Red meat sales in Australia are firmly back on the road to recovery, according to statistics released today from Meat & Livestock Australia. The figures show a second year of strong recovery following dwindling sales in the 80s and 90s,writes Simon Pitman.
The market report shows that Australian consumer expenditure on red meat has grown for the fifth year in a row, and that expenditure came in at A$420 million (€256m) in 2003 to reach a total market value of over A$7.7 billion.
In announcing the domestic red meat expenditure figures Meat and Livestock Australia general manager marketing David Thomason said that strong consumer demand was behind the increase in value.
"In the last two years beef prices have jumped 12 per cent, yet volumes have grown 15 per cent. For lamb, prices are up 28 per cent yet volumes are down only 9 per cent, due mainly to limited supply. Strong consumer demand is buffering the price increases," he said.
"The value of the domestic red meat market has increased by A$2.4 billion in the last five years - a 45 per cent increase. This is a remarkable performance in any category, let alone one as established and as large as meat."
Thomson added that there were a number of factors driving demand for red meat in the Australian retail market, including better quality product, better retail presentation, effective promotion and the fact that people are feeling better about eating red meat.
In the 80s red meat sales in Australia were hit by life style changes as consumers moved towards products that were perceived to be healthier, such as chicken. Issues of quality and food safety also had a significant impact. Throughout the 90's sales remained stagnant at a steady A$5 billion.
Thomson also emphasized the increasing importance he believes that meat is playing in family diets, citing statistics that claim the number of families who restrict red meat consumption has fallen from 57 per cent to 44 per cent over the last two years.
"Improved retail presentation of red meat products has also helped drive this demand. Supermarkets and butchers are improving their trimming practices, their packaging and their promotion, which is helping to maintain consumption in the face of the price increases.
"Underpinning this continued demand is improving the quality of our beef and lamb. Some 84 per cent of consumers rate the quality of the beef they buy nowadays at seven out of 10 or better."

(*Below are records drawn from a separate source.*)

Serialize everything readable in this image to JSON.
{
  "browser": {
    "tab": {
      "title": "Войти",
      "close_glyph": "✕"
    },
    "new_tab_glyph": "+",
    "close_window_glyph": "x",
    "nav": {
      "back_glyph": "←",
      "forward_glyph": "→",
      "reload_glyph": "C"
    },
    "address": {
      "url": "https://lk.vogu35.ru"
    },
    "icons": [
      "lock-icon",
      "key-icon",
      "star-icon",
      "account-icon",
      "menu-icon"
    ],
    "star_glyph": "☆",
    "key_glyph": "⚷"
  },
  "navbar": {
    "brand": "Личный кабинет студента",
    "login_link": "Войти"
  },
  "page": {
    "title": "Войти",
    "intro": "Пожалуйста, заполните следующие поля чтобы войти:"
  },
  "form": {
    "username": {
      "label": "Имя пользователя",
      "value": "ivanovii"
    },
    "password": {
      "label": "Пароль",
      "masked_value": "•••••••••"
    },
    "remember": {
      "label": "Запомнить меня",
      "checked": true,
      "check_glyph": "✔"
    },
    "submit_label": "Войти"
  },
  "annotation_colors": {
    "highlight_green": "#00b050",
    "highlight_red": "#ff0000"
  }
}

The organization also highlighted that consumer expenditure on beef increased by nearly A$400 million in 2003, an increase of 7.3 per cent compared to the year before. Expenditure for lamb increased by 4.1 per cent when compared with 2002, rising by A$62 million in 2003.